Records for processing below:
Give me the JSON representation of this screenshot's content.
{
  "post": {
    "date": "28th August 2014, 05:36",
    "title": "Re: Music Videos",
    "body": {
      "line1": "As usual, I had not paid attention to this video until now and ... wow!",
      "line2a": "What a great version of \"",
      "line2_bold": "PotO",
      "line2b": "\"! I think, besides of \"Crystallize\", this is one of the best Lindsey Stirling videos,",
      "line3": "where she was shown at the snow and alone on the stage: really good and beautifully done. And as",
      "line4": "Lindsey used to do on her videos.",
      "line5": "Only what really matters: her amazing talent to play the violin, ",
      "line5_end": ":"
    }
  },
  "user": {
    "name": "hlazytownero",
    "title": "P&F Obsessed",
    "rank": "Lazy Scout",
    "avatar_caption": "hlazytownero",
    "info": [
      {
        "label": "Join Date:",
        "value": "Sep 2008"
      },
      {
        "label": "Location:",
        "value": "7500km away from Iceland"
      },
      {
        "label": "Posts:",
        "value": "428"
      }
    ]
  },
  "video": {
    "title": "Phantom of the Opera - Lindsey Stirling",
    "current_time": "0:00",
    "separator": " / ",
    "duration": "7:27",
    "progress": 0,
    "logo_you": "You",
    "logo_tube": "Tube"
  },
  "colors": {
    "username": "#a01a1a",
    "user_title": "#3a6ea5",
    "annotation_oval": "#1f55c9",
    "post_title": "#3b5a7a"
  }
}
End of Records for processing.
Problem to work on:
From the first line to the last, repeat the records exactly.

Result for this task:
Give me the JSON representation of this screenshot's content.
{
  "post": {
    "date": "28th August 2014, 05:36",
    "title": "Re: Music Videos",
    "body": {
      "line1": "As usual, I had not paid attention to this video until now and ... wow!",
      "line2a": "What a great version of \"",
      "line2_bold": "PotO",
      "line2b": "\"! I think, besides of \"Crystallize\", this is one of the best Lindsey Stirling videos,",
      "line3": "where she was shown at the snow and alone on the stage: really good and beautifully done. And as",
      "line4": "Lindsey used to do on her videos.",
      "line5": "Only what really matters: her amazing talent to play the violin, ",
      "line5_end": ":"
    }
  },
  "user": {
    "name": "hlazytownero",
    "title": "P&F Obsessed",
    "rank": "Lazy Scout",
    "avatar_caption": "hlazytownero",
    "info": [
      {
        "label": "Join Date:",
        "value": "Sep 2008"
      },
      {
        "label": "Location:",
        "value": "7500km away from Iceland"
      },
      {
        "label": "Posts:",
        "value": "428"
      }
    ]
  },
  "video": {
    "title": "Phantom of the Opera - Lindsey Stirling",
    "current_time": "0:00",
    "separator": " / ",
    "duration": "7:27",
    "progress": 0,
    "logo_you": "You",
    "logo_tube": "Tube"
  },
  "colors": {
    "username": "#a01a1a",
    "user_title": "#3a6ea5",
    "annotation_oval": "#1f55c9",
    "post_title": "#3b5a7a"
  }
}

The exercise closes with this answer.